EXERCISE BRIEF
Whenever a line below includes the word "rank", copy that line.

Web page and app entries
=== Begin Enclosure ===

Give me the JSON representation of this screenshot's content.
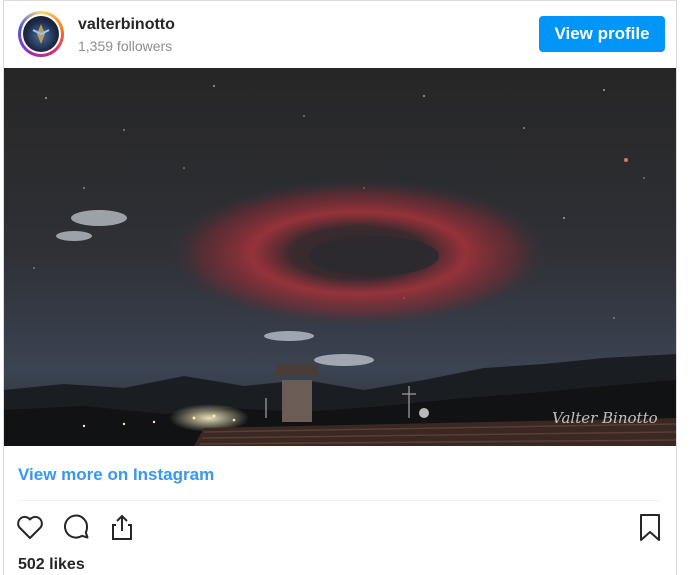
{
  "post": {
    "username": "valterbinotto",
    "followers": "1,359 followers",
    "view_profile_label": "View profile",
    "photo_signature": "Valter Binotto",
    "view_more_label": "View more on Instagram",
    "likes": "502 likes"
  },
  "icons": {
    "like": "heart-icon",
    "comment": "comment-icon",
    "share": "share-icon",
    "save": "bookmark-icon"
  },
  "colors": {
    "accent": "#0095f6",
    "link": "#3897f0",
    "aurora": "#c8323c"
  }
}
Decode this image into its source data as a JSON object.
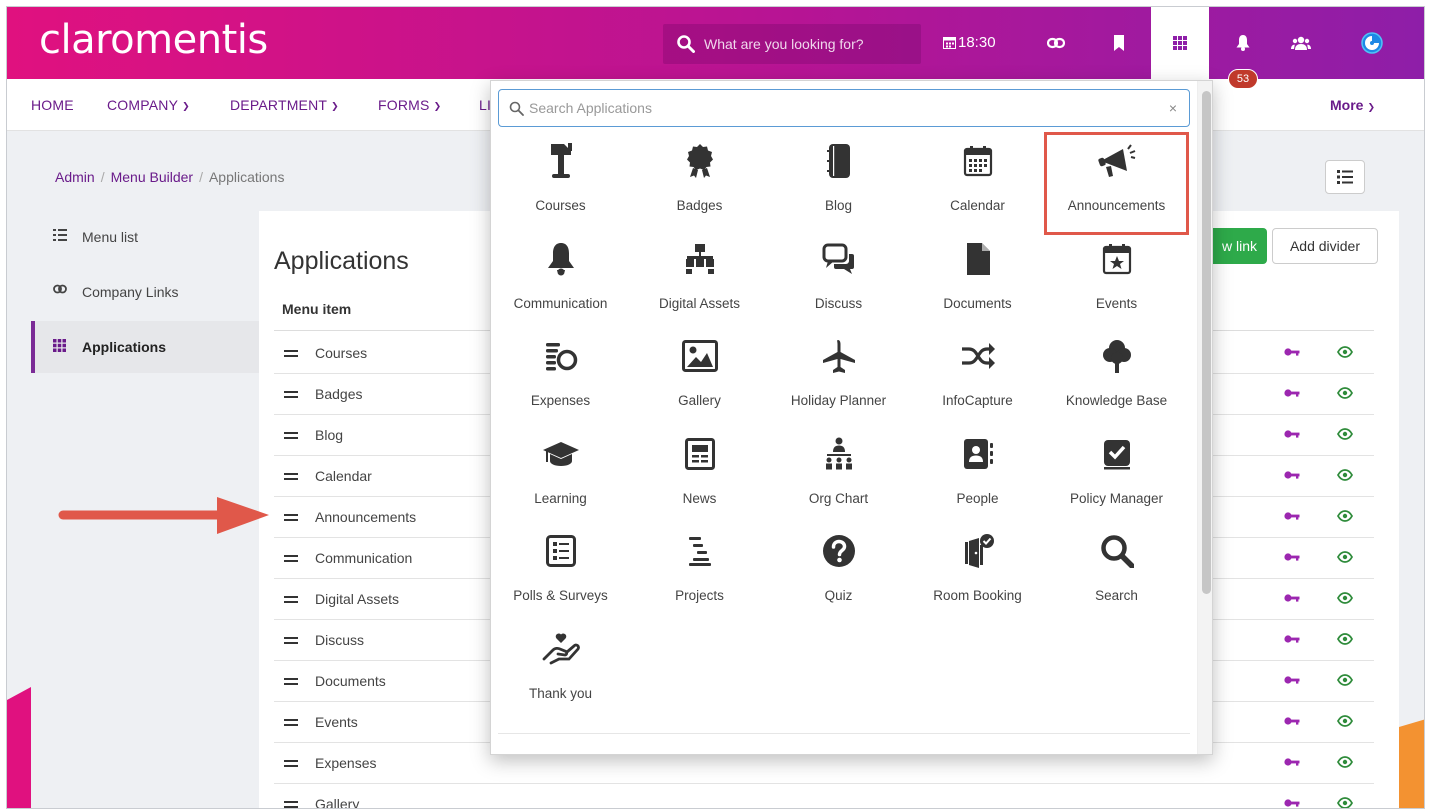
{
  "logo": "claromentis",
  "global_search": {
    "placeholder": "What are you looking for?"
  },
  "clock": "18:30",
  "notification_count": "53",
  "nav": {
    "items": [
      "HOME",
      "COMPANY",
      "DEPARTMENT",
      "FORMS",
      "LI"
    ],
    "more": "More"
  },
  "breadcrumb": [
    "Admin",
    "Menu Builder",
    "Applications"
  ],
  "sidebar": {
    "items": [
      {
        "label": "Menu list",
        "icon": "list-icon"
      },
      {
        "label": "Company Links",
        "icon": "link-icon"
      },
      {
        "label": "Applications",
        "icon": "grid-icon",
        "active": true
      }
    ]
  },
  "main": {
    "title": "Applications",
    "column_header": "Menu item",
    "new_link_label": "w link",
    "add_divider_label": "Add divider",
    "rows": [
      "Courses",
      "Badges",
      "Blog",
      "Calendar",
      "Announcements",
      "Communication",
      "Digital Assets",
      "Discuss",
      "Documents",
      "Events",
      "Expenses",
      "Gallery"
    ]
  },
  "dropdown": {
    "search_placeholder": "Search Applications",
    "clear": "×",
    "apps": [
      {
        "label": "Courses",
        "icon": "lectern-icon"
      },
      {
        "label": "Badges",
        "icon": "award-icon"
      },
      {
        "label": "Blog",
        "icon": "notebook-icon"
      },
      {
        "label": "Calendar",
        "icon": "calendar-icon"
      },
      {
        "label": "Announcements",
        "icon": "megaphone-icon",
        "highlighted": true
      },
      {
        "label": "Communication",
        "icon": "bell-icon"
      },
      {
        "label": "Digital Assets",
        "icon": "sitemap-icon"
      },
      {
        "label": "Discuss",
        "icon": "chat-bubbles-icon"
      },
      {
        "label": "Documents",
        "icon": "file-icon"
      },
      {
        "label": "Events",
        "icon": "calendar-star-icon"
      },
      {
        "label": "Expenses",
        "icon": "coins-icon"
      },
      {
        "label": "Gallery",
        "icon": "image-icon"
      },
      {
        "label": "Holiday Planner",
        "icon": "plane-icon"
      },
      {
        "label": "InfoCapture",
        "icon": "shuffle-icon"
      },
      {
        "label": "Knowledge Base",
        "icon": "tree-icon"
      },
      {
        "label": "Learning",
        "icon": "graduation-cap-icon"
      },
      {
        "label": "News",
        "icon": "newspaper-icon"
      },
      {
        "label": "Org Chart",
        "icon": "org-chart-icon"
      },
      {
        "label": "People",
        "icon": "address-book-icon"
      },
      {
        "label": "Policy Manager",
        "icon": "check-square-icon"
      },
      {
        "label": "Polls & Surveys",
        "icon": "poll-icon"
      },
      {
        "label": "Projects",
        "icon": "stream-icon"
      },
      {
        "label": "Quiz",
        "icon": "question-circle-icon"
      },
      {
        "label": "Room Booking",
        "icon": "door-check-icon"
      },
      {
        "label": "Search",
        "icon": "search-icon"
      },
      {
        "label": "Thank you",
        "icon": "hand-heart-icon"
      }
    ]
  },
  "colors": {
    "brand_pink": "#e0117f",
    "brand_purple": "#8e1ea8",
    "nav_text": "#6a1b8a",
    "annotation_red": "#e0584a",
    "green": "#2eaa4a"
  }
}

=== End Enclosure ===
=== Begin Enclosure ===

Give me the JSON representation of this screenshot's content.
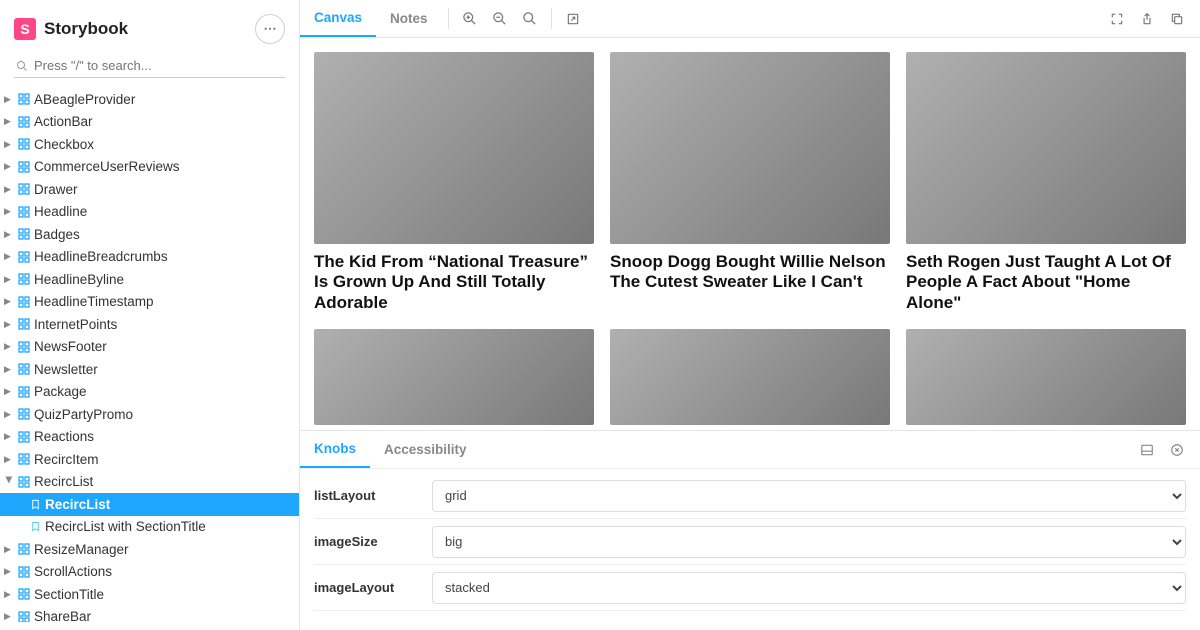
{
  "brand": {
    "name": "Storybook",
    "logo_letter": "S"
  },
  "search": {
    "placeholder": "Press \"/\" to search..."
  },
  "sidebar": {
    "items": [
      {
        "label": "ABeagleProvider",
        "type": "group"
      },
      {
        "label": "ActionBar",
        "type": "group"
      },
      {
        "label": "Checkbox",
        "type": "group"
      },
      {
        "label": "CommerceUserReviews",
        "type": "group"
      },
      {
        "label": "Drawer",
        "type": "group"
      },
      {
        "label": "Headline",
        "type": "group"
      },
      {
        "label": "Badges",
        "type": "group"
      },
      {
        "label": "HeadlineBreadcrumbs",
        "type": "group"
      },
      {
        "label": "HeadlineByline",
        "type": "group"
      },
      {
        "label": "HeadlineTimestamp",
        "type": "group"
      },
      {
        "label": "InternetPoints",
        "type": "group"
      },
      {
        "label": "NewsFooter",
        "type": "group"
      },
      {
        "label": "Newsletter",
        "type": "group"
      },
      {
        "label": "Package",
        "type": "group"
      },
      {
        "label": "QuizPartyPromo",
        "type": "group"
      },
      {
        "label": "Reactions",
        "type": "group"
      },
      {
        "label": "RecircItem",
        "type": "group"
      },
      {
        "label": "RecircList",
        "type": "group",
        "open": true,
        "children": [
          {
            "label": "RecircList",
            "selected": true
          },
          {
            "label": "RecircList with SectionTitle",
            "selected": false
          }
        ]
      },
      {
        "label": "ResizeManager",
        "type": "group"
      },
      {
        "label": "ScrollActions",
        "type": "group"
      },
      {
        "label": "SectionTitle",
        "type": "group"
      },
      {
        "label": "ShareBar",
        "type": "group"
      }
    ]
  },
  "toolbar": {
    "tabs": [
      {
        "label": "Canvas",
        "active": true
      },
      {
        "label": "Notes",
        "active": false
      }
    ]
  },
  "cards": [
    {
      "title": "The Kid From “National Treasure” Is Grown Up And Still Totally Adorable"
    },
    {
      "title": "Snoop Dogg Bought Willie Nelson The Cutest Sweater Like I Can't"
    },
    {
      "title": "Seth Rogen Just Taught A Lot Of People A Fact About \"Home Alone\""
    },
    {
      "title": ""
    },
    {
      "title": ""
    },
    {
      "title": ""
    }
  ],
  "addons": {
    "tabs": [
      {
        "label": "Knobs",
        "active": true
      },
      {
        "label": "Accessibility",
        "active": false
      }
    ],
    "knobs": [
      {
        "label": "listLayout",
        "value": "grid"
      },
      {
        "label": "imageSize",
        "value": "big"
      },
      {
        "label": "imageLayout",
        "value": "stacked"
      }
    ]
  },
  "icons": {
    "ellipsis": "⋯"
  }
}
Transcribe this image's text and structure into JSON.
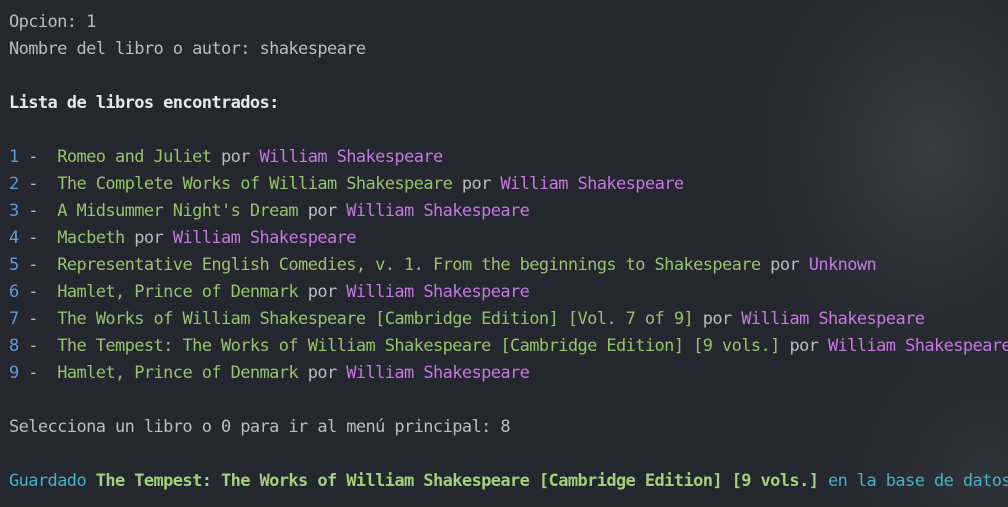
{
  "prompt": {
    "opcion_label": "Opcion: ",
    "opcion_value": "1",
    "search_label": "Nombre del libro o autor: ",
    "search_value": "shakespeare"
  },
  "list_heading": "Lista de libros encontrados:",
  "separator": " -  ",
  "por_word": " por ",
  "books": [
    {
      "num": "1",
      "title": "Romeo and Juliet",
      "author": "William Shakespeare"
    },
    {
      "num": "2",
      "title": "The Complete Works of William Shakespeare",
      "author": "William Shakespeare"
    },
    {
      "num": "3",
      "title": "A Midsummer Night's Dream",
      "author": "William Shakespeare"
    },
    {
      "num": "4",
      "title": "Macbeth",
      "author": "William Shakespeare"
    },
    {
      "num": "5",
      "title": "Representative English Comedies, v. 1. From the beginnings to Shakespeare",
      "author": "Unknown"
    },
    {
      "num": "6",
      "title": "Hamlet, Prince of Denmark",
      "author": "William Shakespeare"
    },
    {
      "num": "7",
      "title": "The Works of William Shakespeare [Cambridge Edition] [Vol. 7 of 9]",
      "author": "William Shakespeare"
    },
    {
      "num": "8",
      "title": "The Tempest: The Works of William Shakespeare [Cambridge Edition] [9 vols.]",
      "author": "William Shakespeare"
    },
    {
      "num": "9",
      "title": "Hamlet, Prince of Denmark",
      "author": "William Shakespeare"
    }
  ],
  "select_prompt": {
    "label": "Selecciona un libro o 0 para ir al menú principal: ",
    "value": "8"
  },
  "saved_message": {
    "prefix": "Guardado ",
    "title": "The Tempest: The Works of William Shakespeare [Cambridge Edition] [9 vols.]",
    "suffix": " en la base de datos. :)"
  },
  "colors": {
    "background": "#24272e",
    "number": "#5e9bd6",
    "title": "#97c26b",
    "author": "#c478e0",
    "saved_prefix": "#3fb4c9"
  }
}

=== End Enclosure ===
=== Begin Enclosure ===

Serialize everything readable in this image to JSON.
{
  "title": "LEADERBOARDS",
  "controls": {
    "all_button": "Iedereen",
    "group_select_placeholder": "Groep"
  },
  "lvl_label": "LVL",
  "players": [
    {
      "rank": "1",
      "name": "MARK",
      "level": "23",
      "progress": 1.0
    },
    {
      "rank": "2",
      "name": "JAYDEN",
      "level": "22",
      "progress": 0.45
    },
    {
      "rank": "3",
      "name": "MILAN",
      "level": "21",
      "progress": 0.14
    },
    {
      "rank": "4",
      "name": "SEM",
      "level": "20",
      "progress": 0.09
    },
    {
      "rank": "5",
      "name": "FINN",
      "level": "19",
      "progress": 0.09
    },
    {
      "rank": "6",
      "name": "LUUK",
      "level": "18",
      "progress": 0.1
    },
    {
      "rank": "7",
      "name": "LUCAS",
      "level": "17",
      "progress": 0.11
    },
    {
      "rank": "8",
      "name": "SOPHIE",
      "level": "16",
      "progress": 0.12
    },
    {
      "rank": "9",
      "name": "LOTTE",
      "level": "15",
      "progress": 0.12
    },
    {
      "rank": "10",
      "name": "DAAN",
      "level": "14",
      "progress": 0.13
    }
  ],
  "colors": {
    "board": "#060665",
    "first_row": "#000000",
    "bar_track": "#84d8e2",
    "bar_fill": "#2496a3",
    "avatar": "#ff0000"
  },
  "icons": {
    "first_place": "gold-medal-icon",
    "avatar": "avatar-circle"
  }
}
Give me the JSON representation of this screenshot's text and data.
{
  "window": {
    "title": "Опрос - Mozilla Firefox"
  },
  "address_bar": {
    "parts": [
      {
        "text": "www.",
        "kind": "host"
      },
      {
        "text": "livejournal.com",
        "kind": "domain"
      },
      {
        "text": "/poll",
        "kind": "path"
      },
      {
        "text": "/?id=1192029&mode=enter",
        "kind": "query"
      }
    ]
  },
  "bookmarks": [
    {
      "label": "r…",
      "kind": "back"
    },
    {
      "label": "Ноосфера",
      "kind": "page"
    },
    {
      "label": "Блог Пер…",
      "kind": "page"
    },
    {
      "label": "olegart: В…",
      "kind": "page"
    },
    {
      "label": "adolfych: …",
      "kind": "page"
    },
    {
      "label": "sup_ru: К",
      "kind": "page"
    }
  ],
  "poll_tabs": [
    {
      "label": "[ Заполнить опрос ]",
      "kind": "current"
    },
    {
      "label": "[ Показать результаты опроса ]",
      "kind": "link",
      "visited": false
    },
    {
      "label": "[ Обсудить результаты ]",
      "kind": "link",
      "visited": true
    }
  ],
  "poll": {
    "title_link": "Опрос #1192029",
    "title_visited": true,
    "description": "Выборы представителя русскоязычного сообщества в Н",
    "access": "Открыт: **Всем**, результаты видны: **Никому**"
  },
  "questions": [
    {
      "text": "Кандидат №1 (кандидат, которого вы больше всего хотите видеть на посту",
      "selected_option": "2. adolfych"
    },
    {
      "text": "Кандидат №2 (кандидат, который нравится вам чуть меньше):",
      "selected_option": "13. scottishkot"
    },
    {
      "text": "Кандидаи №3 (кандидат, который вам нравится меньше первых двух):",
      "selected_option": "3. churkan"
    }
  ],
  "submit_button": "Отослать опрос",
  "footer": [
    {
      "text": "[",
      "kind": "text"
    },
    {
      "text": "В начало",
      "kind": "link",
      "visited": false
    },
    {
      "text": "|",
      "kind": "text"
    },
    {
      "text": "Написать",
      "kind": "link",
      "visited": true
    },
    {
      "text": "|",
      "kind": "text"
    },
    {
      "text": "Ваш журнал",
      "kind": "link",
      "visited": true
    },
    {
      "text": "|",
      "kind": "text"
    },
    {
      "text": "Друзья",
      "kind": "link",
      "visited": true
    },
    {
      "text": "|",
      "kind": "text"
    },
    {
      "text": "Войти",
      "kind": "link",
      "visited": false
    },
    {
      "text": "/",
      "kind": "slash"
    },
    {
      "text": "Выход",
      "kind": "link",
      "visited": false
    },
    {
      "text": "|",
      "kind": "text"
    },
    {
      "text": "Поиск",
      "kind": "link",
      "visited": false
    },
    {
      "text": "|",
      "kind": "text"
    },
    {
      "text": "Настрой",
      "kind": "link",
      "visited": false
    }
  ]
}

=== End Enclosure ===

TASK RESULT
      "rank": "1",
      "rank": "2",
      "rank": "3",
      "rank": "4",
      "rank": "5",
      "rank": "6",
      "rank": "7",
      "rank": "8",
      "rank": "9",
      "rank": "10",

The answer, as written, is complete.